The state Elections Office has been trying to get the filing fee from Fox since early July, when the check he wrote was returned for insufficient funds, e-mail correspondence between the office and the candidate indicates. After the check bounced . . .
A Democratic candidate for Congress told police he was assaulted Sunday night near downtown Spokane after making sexual advances to another man.
David R. Fox, a Port Angeles attorney who moved to Spokane recently to run against Republican Rep. Cathy McMorris Rodgers, told police he wasn’t injured in the altercation but he is pressing charges against his alleged assailant, Nathaniel Washington.

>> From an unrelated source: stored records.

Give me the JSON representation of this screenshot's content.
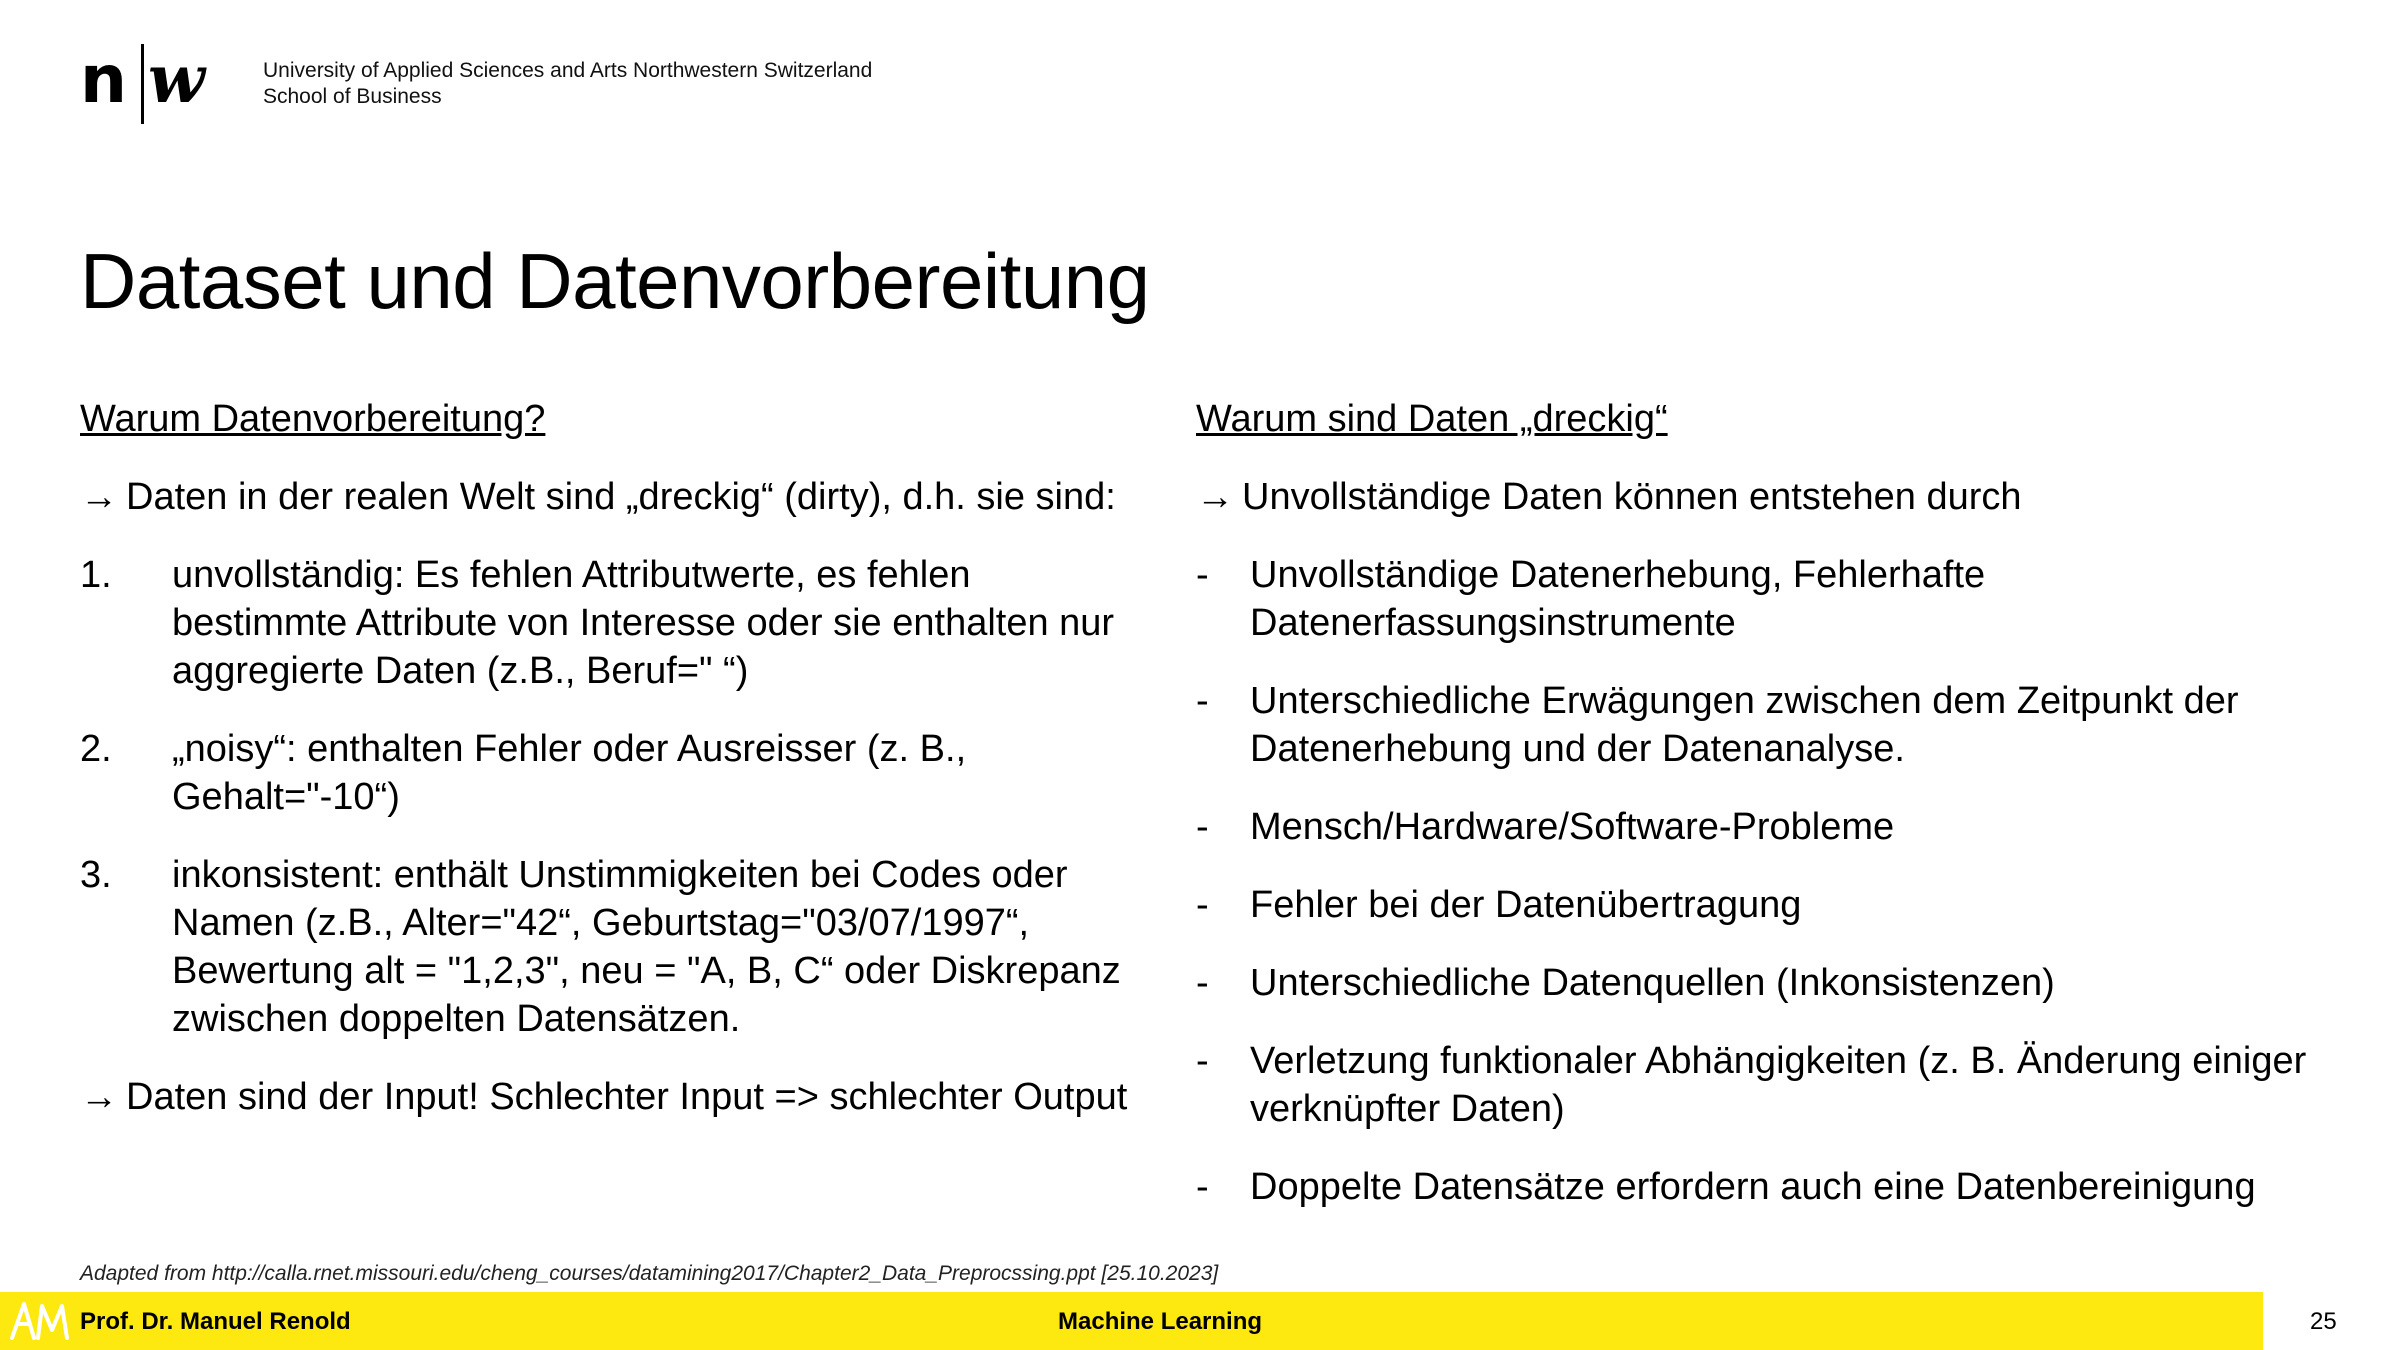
{
  "header": {
    "institution_line1": "University of Applied Sciences and Arts Northwestern Switzerland",
    "institution_line2": "School of Business",
    "logo_letter_left": "n",
    "logo_letter_right": "w"
  },
  "title": "Dataset und Datenvorbereitung",
  "left": {
    "heading": "Warum Datenvorbereitung?",
    "arrow_glyph": "→",
    "intro": "Daten in der realen Welt sind „dreckig“ (dirty), d.h. sie sind:",
    "items": [
      {
        "marker": "1.",
        "text": "unvollständig: Es fehlen Attributwerte, es fehlen bestimmte Attribute von Interesse oder sie enthalten nur aggregierte Daten (z.B., Beruf=\" “)"
      },
      {
        "marker": "2.",
        "text": "„noisy“: enthalten Fehler oder Ausreisser (z. B., Gehalt=\"-10“)"
      },
      {
        "marker": "3.",
        "text": "inkonsistent: enthält Unstimmigkeiten bei Codes oder Namen (z.B., Alter=\"42“, Geburtstag=\"03/07/1997“, Bewertung alt = \"1,2,3\", neu = \"A, B, C“ oder Diskrepanz zwischen doppelten Datensätzen."
      }
    ],
    "conclusion": "Daten sind der Input! Schlechter Input => schlechter Output"
  },
  "right": {
    "heading": "Warum sind Daten „dreckig“",
    "arrow_glyph": "→",
    "intro": "Unvollständige Daten können entstehen durch",
    "items": [
      {
        "marker": "-",
        "text": "Unvollständige Datenerhebung, Fehlerhafte Datenerfassungsinstrumente"
      },
      {
        "marker": "-",
        "text": "Unterschiedliche Erwägungen zwischen dem Zeitpunkt der Datenerhebung und der Datenanalyse."
      },
      {
        "marker": "-",
        "text": "Mensch/Hardware/Software-Probleme"
      },
      {
        "marker": "-",
        "text": "Fehler bei der Datenübertragung"
      },
      {
        "marker": "-",
        "text": "Unterschiedliche Datenquellen (Inkonsistenzen)"
      },
      {
        "marker": "-",
        "text": "Verletzung funktionaler Abhängigkeiten (z. B. Änderung einiger verknüpfter Daten)"
      },
      {
        "marker": "-",
        "text": "Doppelte Datensätze erfordern auch eine Datenbereinigung"
      }
    ]
  },
  "source": "Adapted from http://calla.rnet.missouri.edu/cheng_courses/datamining2017/Chapter2_Data_Preprocssing.ppt [25.10.2023]",
  "footer": {
    "author": "Prof. Dr. Manuel Renold",
    "course": "Machine Learning",
    "page_number": "25",
    "bar_color": "#fde910"
  }
}
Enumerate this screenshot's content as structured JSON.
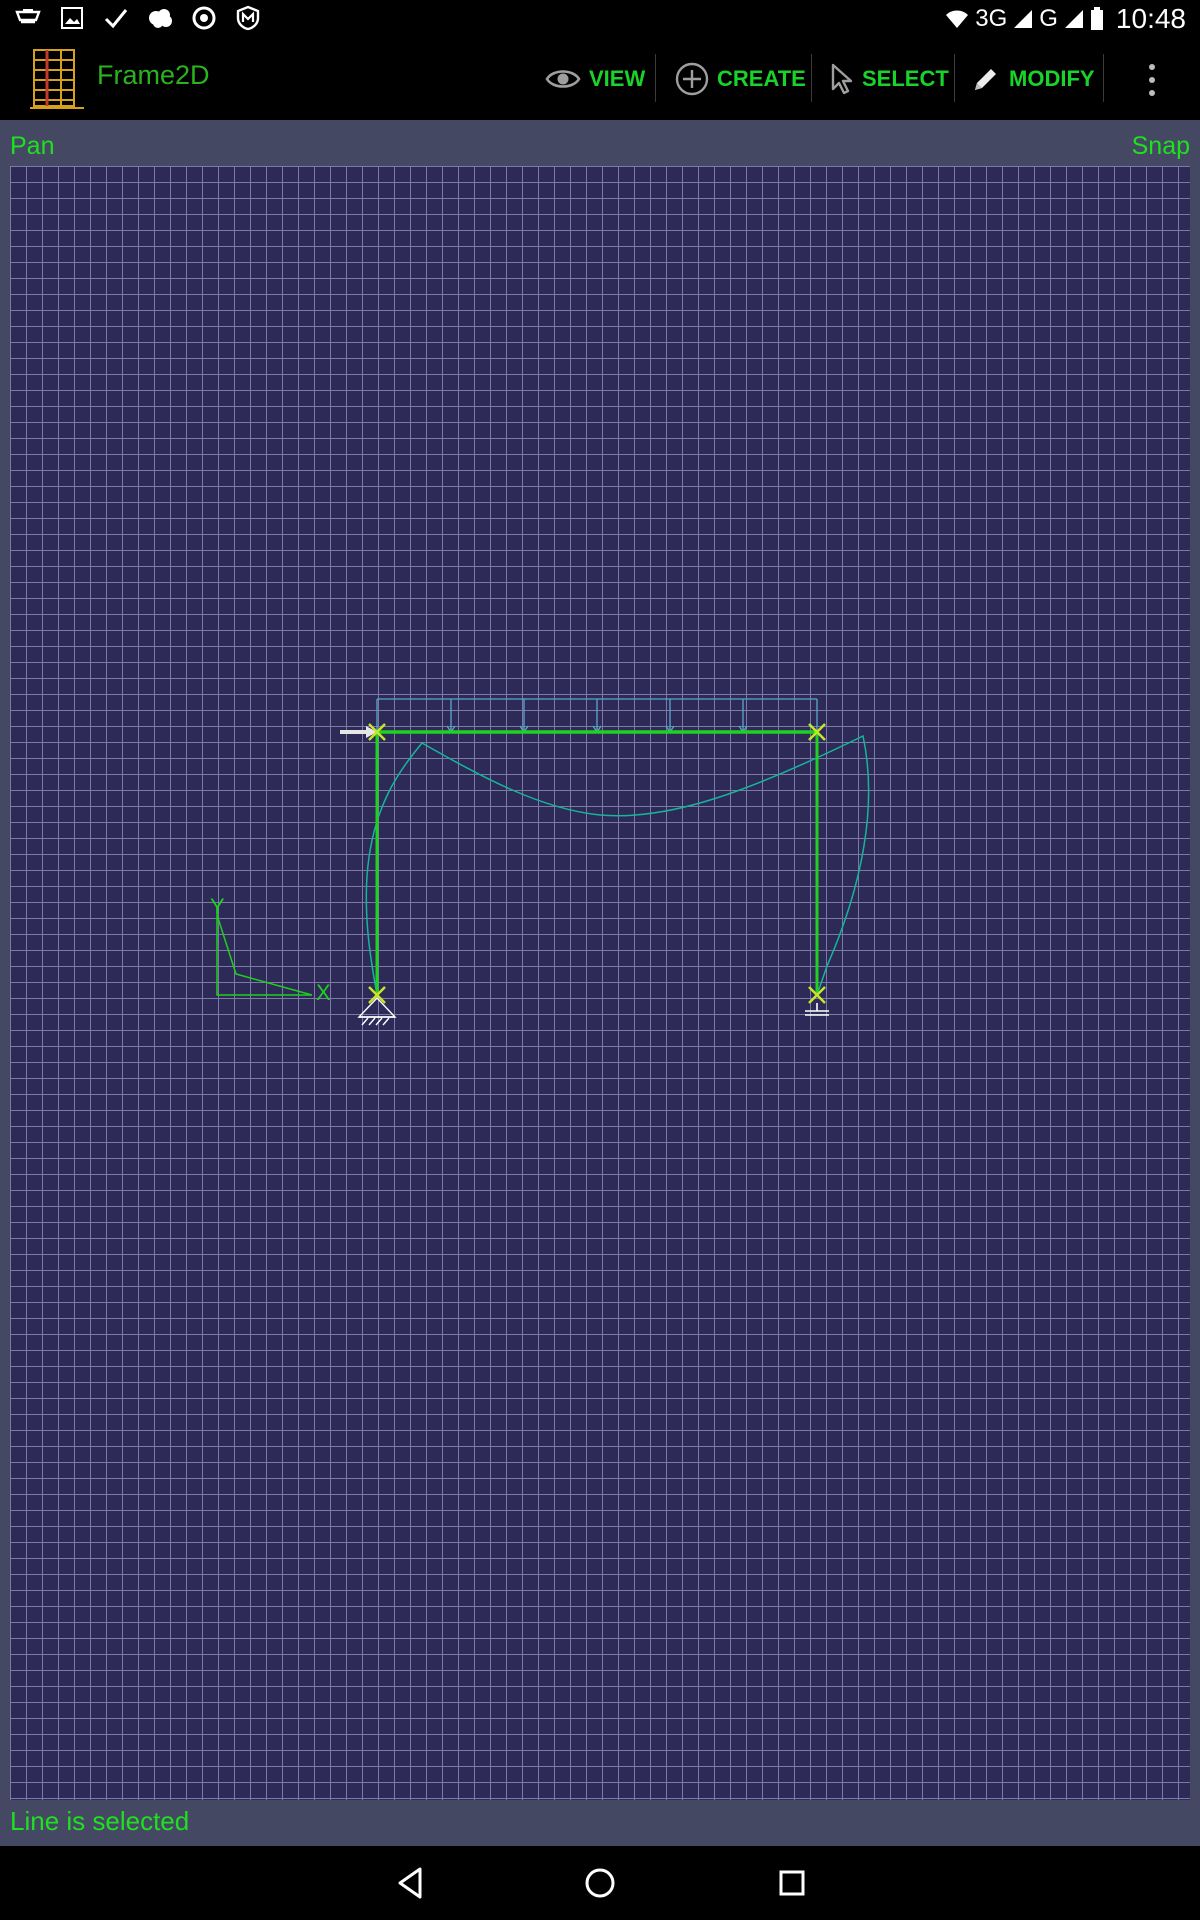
{
  "status_bar": {
    "network_label": "3G",
    "network2_label": "G",
    "time": "10:48"
  },
  "app": {
    "title": "Frame2D"
  },
  "toolbar": {
    "view_label": "VIEW",
    "create_label": "CREATE",
    "select_label": "SELECT",
    "modify_label": "MODIFY"
  },
  "mode_bar": {
    "mode": "Pan",
    "snap": "Snap"
  },
  "canvas": {
    "axis_x_label": "X",
    "axis_y_label": "Y"
  },
  "colors": {
    "accent": "#19d32a",
    "canvas_bg": "#2d2a57",
    "grid_line": "#7b79a6",
    "member": "#1fd21f",
    "deflection": "#16b59a",
    "load": "#5aa7c8",
    "node_marker": "#c6e52a"
  },
  "message": {
    "text": "Line is selected"
  }
}
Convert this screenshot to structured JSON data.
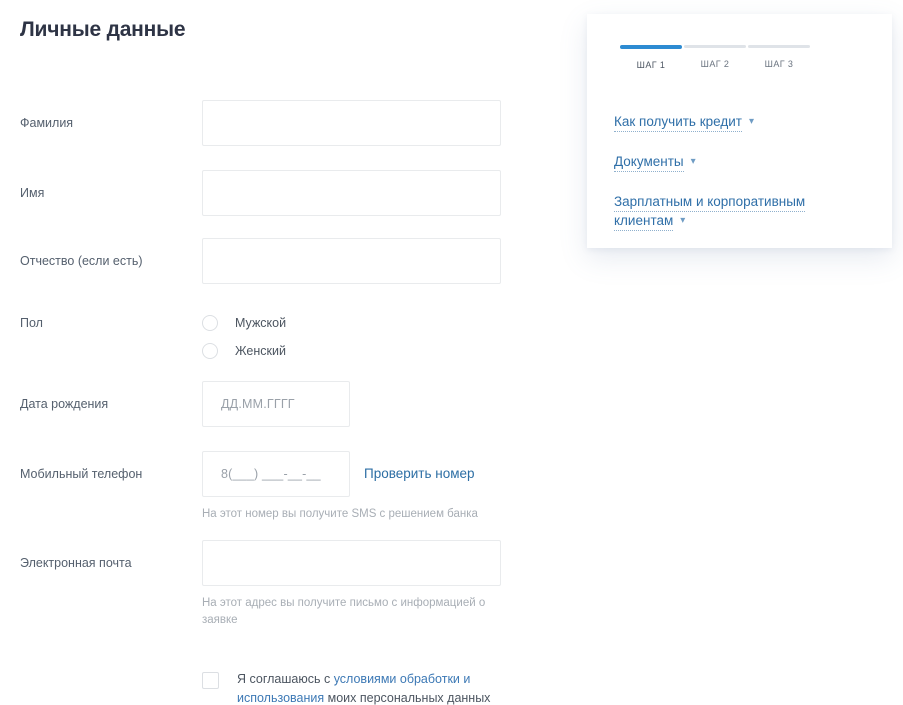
{
  "page": {
    "title": "Личные данные"
  },
  "form": {
    "fields": [
      {
        "label": "Фамилия",
        "placeholder": "",
        "value": ""
      },
      {
        "label": "Имя",
        "placeholder": "",
        "value": ""
      },
      {
        "label": "Отчество (если есть)",
        "placeholder": "",
        "value": ""
      }
    ],
    "gender": {
      "label": "Пол",
      "options": [
        {
          "label": "Мужской",
          "selected": false
        },
        {
          "label": "Женский",
          "selected": false
        }
      ]
    },
    "birth_date": {
      "label": "Дата рождения",
      "placeholder": "ДД.ММ.ГГГГ",
      "value": ""
    },
    "phone": {
      "label": "Мобильный телефон",
      "placeholder": "8(___) ___-__-__",
      "value": "",
      "check_link": "Проверить номер",
      "hint": "На этот номер вы получите SMS с решением банка"
    },
    "email": {
      "label": "Электронная почта",
      "placeholder": "",
      "value": "",
      "hint": "На этот адрес вы получите письмо с информацией о заявке"
    },
    "consent": {
      "checked": false,
      "text_before": "Я соглашаюсь с ",
      "link_text": "условиями обработки и использования",
      "text_after": " моих персональных данных"
    }
  },
  "side_card": {
    "steps": [
      {
        "label": "ШАГ 1",
        "active": true
      },
      {
        "label": "ШАГ 2",
        "active": false
      },
      {
        "label": "ШАГ 3",
        "active": false
      }
    ],
    "links": [
      {
        "label": "Как получить кредит"
      },
      {
        "label": "Документы"
      },
      {
        "label": "Зарплатным и корпоративным клиентам"
      }
    ],
    "caret_icon": "chevron-down-icon"
  },
  "colors": {
    "accent_blue": "#2d8bd2",
    "link_blue": "#2f6fa8",
    "title": "#2e3445",
    "label": "#55606e",
    "hint": "#a8aeb5",
    "border": "#e9ebed"
  }
}
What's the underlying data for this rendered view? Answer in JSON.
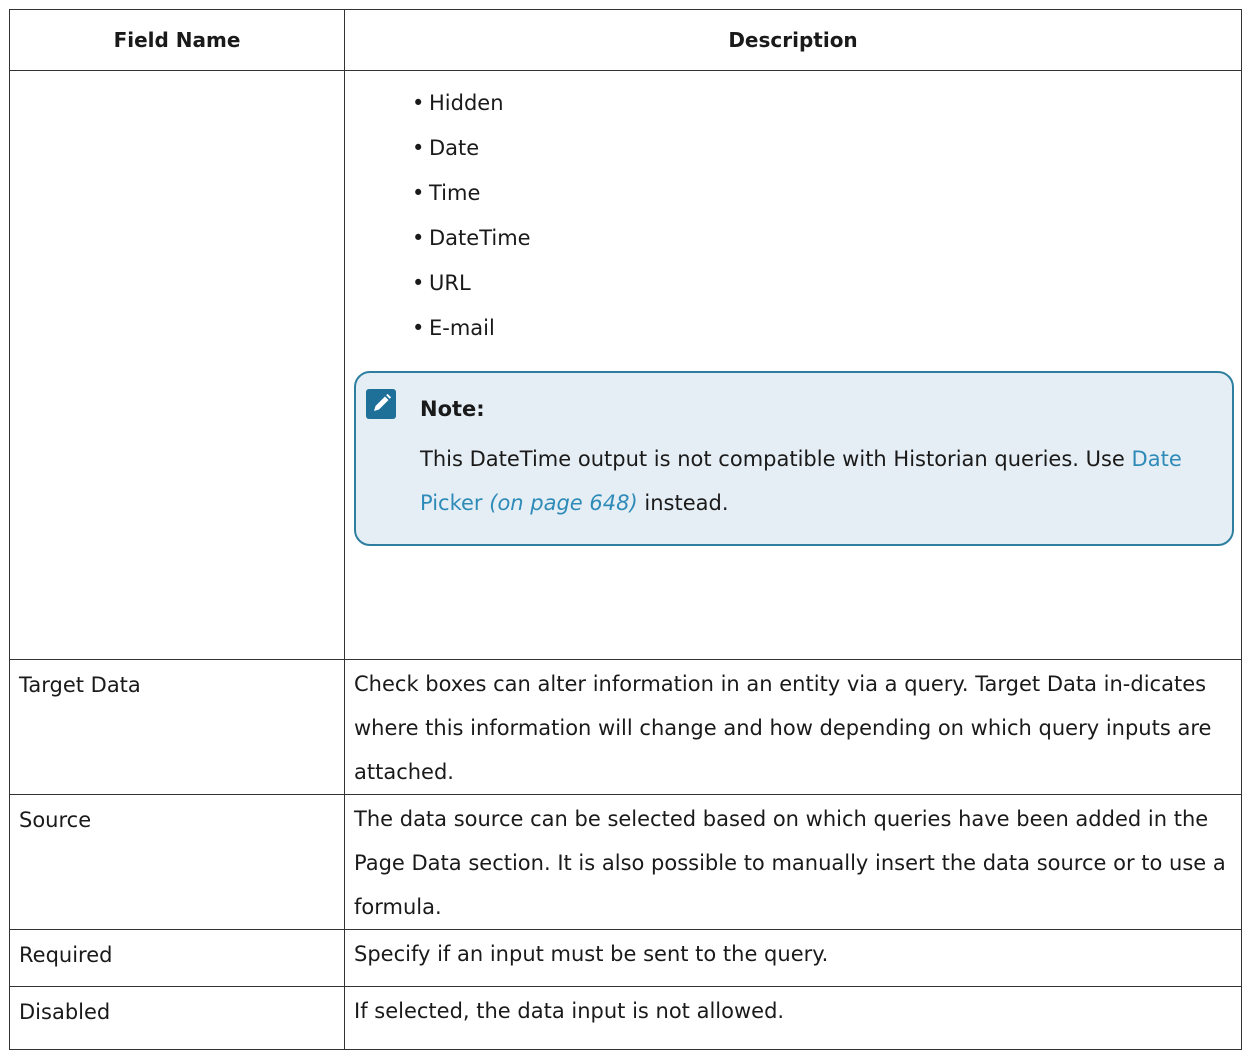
{
  "table": {
    "header": {
      "field_name": "Field Name",
      "description": "Description"
    },
    "types_row": {
      "items": [
        "Hidden",
        "Date",
        "Time",
        "DateTime",
        "URL",
        "E-mail"
      ],
      "note": {
        "label": "Note:",
        "text_before": "This DateTime output is not compatible with Historian queries. Use",
        "link_text": "Date Picker",
        "link_page": "(on page 648)",
        "text_after": "instead."
      }
    },
    "rows": [
      {
        "field": "Target Data",
        "description": "Check boxes can alter information in an entity via a query. Target Data in-dicates where this information will change and how depending on which query inputs are attached."
      },
      {
        "field": "Source",
        "description": "The data source can be selected based on which queries have been added in the Page Data section. It is also possible to manually insert the data source or to use a formula."
      },
      {
        "field": "Required",
        "description": "Specify if an input must be sent to the query."
      },
      {
        "field": "Disabled",
        "description": "If selected, the data input is not allowed."
      }
    ]
  },
  "colors": {
    "note_border": "#2e7f9f",
    "note_background": "#e5eef5",
    "note_icon": "#1f7099",
    "link": "#2e8bb8"
  },
  "icons": {
    "note": "pencil-note-icon"
  }
}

Washington, a 32-year-old Spokane resident, is out on $100 bond after being charged with misdemeanor assault and obstructing an officer.
Fox, 49, one of four Democrats in the Aug. 17 congressional primary, is an unconventional candidate who entered the race in the final hour of filing week, and has no known campaign office or website. The phone number listed on his candidate petition and the state’s online voter’s guide rings at his former Port Angeles residence, where the person who answered Thursday said “I really, honestly don’t know” how to contact Fox.
The cell phone Fox used at the beginning of the campaign is no longer in service, and efforts to contact him by e-mail were unsuccessful.
Local Democratic officials say they don’t know Fox, and the party has endorsed Clyde Cordero.
An attorney who primarily performs pro bono work, Fox has a checkered history that includes …
Candidate filing surprise of the day — or at least so far — in the 5th Congressional District: Former TV weathercaster Daryl Romeyn filed as a Democrat to run against Cathy McMorris Rodgers.
Romeyn’s filing, which apparently arrived via the Internet, went up late this morning. We’re still trying to contact him.
Romeyn was a weather reporter at KXLY for several years, then switched over to KREM, where he was a Stormtracker 2 fixture, particularly on the weekends. He also had an outdoors program, Romeyn’s Domain. He left KREM in March, the station said.
One thing he brings to the race that the other two Democrats — Clyde Cordero and Barbara Lampert — don’t, is name recognition.
In other filing news, the U.S. Senate race is up to 14 candidates with the addition of Republican Mike Latimer of Des Moines.